RECORD EXCERPTS Block Start

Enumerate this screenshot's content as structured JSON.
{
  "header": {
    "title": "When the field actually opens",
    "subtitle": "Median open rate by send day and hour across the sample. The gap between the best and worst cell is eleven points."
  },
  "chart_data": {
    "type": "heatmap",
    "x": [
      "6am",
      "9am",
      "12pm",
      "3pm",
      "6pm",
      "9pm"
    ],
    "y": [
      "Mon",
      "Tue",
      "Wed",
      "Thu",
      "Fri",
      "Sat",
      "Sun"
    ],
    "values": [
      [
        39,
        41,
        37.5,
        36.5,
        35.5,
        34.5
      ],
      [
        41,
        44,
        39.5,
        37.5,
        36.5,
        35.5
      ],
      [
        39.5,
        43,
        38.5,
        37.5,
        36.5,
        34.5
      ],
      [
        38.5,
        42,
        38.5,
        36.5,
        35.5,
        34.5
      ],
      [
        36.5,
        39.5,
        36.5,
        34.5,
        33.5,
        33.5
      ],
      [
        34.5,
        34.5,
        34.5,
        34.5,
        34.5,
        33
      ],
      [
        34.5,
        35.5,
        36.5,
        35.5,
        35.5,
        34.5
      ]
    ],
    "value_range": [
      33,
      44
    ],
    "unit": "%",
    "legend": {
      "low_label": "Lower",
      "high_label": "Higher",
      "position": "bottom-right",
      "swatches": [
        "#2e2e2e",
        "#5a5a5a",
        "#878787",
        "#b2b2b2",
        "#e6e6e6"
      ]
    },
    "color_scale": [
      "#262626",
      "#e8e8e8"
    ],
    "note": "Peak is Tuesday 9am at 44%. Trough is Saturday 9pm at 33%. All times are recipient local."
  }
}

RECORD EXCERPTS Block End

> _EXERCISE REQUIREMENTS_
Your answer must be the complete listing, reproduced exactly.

> _SOLUTION TO THE EXERCISE_
Enumerate this screenshot's content as structured JSON.
{
  "header": {
    "title": "When the field actually opens",
    "subtitle": "Median open rate by send day and hour across the sample. The gap between the best and worst cell is eleven points."
  },
  "chart_data": {
    "type": "heatmap",
    "x": [
      "6am",
      "9am",
      "12pm",
      "3pm",
      "6pm",
      "9pm"
    ],
    "y": [
      "Mon",
      "Tue",
      "Wed",
      "Thu",
      "Fri",
      "Sat",
      "Sun"
    ],
    "values": [
      [
        39,
        41,
        37.5,
        36.5,
        35.5,
        34.5
      ],
      [
        41,
        44,
        39.5,
        37.5,
        36.5,
        35.5
      ],
      [
        39.5,
        43,
        38.5,
        37.5,
        36.5,
        34.5
      ],
      [
        38.5,
        42,
        38.5,
        36.5,
        35.5,
        34.5
      ],
      [
        36.5,
        39.5,
        36.5,
        34.5,
        33.5,
        33.5
      ],
      [
        34.5,
        34.5,
        34.5,
        34.5,
        34.5,
        33
      ],
      [
        34.5,
        35.5,
        36.5,
        35.5,
        35.5,
        34.5
      ]
    ],
    "value_range": [
      33,
      44
    ],
    "unit": "%",
    "legend": {
      "low_label": "Lower",
      "high_label": "Higher",
      "position": "bottom-right",
      "swatches": [
        "#2e2e2e",
        "#5a5a5a",
        "#878787",
        "#b2b2b2",
        "#e6e6e6"
      ]
    },
    "color_scale": [
      "#262626",
      "#e8e8e8"
    ],
    "note": "Peak is Tuesday 9am at 44%. Trough is Saturday 9pm at 33%. All times are recipient local."
  }
}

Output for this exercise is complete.